Markers of Oxidative Stress and Inflammation in only Diabetic and Obese Ghanaian Populations: The RODAM Study
Samuel N. Darko1, 2, William K.B.A. Owiredu2, Denis Yar1, Charles Agyemang3, Erik Beune3, Juliet Addo4, Ama de Graft Aikins5, Silver Bahendeka6, Frank Mockenhaupt7, Joachim Spranger8, Peter Agyei-Baffour9, Kerstin Klipstein-Grobusch10, 11, Liam Smeeth4, Ellis Owusu-Dabo1, 9, *
Identifiers and Pagination:Year: 2019
First Page: 8
Last Page: 15
Publisher Id: TODIAJ-9-8
Article History:Received Date: 04/03/2019
Revision Received Date: 14/06/2019
Acceptance Date: 08/07/2019
Electronic publication date: 31/07/2019
Collection year: 2019
open-access license: This is an open access article distributed under the terms of the Creative Commons Attribution 4.0 International Public License (CC-BY 4.0), a copy of which is available at: (https://creativecommons.org/licenses/by/4.0/legalcode). This license permits unrestricted use, distribution, and reproduction in any medium, provided the original author and source are credited.
The RODAM study has established a link between peripheral insulin resistance and varying fasting blood glucose levels among Ghanaian populations. However, associations of oxidative stress and inflammation with type 2 Diabetes Mellitus (T2DM) and obesity is yet to be assessed in this population.
This study determined the association of inflammatory and oxidative stress markers in T2DM and obesity among Ghanaian migrants in Europe and non-migrants in Ghana.
Socio-demographic and anthropometric variables were collected from 5350 participants of 25-70 years and stratified into migrant Ghanaians (n= 2921), urban (n=1411) and rural Ghanaians (n=1018). C-Reactive Protein (CRP), Uric Acid (UA) and ferritin were quantified and associations drawn between these markers and the metabolic disorders using logistic regression.
Overall mean ages (years) were highest for migrant Ghanaians [46.59, 95%CI (46.24, 46.93)] compared to rural [46.49 (45.72, 47.26)] and urban [45.24 (44.65, 45.83)]. CRP was associated with obesity and T2DM respectively in urban [OR=1.531, 95%CI (1.407, 1.666): OR=1.354, 95% CI (1.195, 1.535)] and migrant Ghanaians [OR=1.552, 95% CI (1.449, 1.662): OR=1.405, 95%CI (1.234, 1.600)]. Similarly, ferritin was positively associated (p<0.05) with T2DM in migrant [OR=1.312, 95% CI (1.058, 1.626)], urban [OR=1.972, 95% CI (1.510, 2.575)] and rural Ghanaians [OR=1.240, 95%CI (1.020, 1.507)].

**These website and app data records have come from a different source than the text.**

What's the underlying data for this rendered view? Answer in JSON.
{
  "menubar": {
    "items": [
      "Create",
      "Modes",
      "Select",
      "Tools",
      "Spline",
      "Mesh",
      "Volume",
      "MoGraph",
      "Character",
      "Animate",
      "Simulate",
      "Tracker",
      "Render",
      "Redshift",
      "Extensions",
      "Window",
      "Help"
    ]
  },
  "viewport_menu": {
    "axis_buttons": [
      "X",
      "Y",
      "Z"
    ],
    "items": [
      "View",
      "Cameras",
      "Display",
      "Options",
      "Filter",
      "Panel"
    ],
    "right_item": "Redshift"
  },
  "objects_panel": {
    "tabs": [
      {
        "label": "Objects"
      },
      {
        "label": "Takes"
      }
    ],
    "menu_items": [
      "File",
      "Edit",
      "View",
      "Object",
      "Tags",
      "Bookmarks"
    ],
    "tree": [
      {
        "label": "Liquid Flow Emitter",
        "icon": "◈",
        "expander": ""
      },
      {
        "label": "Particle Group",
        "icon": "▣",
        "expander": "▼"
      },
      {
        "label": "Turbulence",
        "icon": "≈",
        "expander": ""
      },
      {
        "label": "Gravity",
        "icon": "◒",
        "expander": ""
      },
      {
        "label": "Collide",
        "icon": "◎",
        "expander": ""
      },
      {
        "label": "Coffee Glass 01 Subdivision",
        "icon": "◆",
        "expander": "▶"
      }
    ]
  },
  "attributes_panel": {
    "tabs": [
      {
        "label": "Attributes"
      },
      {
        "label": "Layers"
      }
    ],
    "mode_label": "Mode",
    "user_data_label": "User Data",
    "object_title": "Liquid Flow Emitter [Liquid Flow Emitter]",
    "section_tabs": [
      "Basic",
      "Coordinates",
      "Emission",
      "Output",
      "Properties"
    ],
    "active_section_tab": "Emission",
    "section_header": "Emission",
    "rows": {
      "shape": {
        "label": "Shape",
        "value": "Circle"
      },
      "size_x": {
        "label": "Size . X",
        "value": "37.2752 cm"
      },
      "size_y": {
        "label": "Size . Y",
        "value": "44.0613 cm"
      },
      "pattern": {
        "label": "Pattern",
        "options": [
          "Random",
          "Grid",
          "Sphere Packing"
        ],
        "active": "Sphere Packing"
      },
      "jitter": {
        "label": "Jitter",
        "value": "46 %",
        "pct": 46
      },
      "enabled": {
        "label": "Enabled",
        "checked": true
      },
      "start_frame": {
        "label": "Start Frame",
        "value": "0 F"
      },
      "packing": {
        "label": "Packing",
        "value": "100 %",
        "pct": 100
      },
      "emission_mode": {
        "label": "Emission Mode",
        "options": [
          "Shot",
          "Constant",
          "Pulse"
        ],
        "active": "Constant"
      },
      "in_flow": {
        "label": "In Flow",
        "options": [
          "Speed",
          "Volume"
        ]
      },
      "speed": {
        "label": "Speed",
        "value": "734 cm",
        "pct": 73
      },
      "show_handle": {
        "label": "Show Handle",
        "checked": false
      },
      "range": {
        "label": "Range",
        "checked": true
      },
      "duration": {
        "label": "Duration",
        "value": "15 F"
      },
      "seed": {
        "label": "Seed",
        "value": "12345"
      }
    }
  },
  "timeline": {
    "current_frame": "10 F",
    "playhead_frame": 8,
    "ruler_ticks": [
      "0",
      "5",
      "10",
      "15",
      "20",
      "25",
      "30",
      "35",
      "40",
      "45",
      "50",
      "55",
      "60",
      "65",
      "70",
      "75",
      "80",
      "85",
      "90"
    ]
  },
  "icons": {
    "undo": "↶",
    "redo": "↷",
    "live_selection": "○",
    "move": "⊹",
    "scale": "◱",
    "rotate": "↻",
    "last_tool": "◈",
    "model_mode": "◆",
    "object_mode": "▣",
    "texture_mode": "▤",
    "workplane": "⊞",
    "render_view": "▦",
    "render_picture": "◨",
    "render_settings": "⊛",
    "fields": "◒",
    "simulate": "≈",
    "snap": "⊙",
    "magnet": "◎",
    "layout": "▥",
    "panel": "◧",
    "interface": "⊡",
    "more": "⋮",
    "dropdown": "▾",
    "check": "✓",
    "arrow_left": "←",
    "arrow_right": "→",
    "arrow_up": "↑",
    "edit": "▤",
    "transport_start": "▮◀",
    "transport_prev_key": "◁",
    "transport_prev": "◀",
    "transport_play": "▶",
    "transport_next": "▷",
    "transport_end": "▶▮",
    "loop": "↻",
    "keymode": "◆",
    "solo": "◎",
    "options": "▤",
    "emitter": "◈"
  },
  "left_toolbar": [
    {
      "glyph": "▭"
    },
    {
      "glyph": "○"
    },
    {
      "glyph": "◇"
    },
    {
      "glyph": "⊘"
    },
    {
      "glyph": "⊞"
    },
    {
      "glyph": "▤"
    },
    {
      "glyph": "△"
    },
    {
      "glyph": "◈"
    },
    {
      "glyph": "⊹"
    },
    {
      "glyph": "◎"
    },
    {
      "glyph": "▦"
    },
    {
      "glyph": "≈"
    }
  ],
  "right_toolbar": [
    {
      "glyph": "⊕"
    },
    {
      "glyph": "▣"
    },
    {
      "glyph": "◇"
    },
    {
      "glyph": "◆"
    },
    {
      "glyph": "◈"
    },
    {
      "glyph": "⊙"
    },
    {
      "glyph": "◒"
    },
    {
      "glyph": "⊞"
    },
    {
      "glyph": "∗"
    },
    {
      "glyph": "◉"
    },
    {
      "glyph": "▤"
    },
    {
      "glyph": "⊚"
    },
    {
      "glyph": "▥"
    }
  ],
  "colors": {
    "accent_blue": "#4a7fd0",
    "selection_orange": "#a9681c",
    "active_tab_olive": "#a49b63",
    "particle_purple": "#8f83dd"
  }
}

CRP and ferritin are associated with T2DM in Ghanaian populations at varying magnitudes. Moreover, indulgence in lifestyles that elevate inflammation and oxidative stress has the potential to increase risk of T2DM and obesity among Ghanaian populations.